Zika virus plaguing South America, strongly suspected of causing malformations in babies born to infected mothers can also trigger a serious neurological disorder, Guillain-Barre syndrome, according to researchers.
This is “the first demonstration of a link between Zika and Guillain-Barre syndrome,” said Professor Arnaud Fontanet, head of the Epidemiology Unit of emerging diseases at the Pasteur Institute in Paris who coordinated the study published Tuesday in the medical journal the Lancet.
The study was conducted from data collected in French Polynesia, where Zika outbreak between October 2013 and April 2014, affected two-thirds of the population.
The disease causes, in 20 to 30% of respiratory failure and, in rich countries, about 5% of deaths. This rare neurological syndrome is observed following other viral infections (influenza, dengue, West Nile virus …) but also to a significant extent, a result of a bacterial infection (Campylobacter).
With over 1.5 million cases in Brazil, and several thousand elsewhere, which already more than 40,000 cases in Colombia , researchers warn about the risks of the outdated intensive care capacity, particularly outside urban cities .
“In areas that will be affected by the outbreak of Zika virus, think, when possible, to build capacity in intensive care because we know that a number of patients will develop a GBS among them, 30% are in need, especially for respiratory assistance, “told AFP Dr. Fontanet.
However in most cases the infection Zika virus, against which there is no vaccine or curative treatment, is benign, said epidemiologist.
Guillain-Barré syndrome (GBS), which could result in both limb paralysis and respiratory disease, was diagnosed in 42 patients, 16 of which are spent in intensive care for respiratory support.

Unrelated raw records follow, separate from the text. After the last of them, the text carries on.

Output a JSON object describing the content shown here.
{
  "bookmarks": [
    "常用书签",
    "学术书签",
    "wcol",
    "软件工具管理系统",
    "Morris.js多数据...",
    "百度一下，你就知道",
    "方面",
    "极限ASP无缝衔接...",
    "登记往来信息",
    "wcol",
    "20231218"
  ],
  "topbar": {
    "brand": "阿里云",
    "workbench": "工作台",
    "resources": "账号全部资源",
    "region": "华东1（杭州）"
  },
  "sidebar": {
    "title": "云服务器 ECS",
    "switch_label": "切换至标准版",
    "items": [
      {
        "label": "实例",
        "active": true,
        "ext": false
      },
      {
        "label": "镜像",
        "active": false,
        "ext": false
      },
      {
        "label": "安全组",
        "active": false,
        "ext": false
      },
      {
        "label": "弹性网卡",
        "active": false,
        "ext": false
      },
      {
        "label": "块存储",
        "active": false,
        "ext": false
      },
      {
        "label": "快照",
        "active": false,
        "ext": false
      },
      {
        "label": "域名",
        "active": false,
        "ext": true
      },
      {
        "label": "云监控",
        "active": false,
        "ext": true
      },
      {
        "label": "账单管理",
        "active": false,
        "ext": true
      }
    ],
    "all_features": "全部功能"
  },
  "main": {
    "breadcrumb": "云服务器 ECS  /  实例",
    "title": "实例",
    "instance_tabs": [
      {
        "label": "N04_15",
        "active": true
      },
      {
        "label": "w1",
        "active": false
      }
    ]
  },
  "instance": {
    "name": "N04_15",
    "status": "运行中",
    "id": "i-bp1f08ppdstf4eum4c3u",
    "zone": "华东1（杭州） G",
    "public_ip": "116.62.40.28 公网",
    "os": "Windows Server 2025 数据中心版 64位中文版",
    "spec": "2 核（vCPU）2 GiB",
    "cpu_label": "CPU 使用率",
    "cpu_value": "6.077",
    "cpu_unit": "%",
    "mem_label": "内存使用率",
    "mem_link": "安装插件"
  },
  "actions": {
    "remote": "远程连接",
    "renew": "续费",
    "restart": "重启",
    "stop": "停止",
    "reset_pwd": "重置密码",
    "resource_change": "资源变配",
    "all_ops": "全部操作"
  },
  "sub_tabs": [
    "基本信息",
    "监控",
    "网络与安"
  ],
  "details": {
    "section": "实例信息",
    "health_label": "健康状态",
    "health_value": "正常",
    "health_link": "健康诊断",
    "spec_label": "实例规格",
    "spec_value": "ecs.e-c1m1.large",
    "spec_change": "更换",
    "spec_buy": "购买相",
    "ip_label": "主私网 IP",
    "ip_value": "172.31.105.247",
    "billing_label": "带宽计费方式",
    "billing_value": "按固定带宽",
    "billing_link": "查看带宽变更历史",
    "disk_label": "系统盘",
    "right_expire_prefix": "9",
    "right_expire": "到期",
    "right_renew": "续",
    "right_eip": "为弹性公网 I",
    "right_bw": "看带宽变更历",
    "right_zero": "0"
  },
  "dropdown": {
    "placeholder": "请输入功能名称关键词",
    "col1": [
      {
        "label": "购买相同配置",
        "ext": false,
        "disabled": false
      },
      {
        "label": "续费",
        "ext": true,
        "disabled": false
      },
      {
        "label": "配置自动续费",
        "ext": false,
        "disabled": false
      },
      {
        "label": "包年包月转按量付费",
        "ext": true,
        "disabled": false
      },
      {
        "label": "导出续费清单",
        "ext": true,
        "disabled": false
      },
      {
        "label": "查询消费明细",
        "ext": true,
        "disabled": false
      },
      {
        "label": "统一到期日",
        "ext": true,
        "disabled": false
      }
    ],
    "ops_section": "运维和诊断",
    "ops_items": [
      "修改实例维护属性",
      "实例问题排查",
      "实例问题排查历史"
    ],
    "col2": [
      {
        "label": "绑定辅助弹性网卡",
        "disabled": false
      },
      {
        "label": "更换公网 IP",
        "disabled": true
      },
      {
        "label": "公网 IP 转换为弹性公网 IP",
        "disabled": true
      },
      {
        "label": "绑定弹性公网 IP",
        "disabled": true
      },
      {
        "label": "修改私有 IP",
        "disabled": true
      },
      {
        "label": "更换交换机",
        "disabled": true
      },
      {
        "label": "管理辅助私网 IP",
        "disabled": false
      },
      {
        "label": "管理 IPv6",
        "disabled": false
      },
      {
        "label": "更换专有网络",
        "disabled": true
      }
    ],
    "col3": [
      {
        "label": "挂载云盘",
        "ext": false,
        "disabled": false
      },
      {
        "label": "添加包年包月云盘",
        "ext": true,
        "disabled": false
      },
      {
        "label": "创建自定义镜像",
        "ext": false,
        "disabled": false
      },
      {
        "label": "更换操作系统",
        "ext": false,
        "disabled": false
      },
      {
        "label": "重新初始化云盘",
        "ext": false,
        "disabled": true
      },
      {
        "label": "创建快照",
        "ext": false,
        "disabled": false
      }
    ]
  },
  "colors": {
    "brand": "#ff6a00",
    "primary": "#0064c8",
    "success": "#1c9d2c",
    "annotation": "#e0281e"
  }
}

None died.
“The risk of developing Guillain-Barré syndrome has been estimated at 2.4 per 10,000 infections Zika virus,” said Dr. Fontanet.
– ‘Three evidences’ –
Researchers believe they have ruled out a role of dengue in the occurrence of these neurological damage.
They also note that a dengue infection in the past does not increase the risk of GBS among patients infected with Zika. A fear that has been expressed for the regions affected by the Zika are often as dengue.
For Professor Fontanet, the links are as strong as when we say that “smoking causes lung cancer,” even though the study does not explain the mechanism by which the virus causes the neurological syndrome.
The affirmation is based on three evidences, he said, citing the increase in cases of the syndrome during the Polynesian epidemic – their number has multiplied by twenty compared to the usual rate – and signs suggestive of infection one week Zika before the onset of neurological signs.
And, he adds, because “they found the recent presence of Zika in 100% of patients with Guillain-Barré” with blood tests looking for antibodies and “that in 93% of these patients, these antibodies were newly emerging. ”
The study was hailed by some experts. “This study provides the most compelling evidence to date of a causal link between infection with the virus Zika and neurological syndrome Guillain-Barré” said Jeremy Farrar, director of the Wellcome Trust in Britain.
“The scale of the crisis unfolding in Latin America took us all by surprise, and we must be prepared to face other unexpected complications … in the coming weeks and months,” Has -he says.
Others are more circumspect, saying that the results are not conclusive and can not be applied directly to other affected areas. “It will take a lot of work before the same conclusions can be extended to Zika epidemic in South America,” according to Peter Barlow, spokesman for the British Society for Immunology.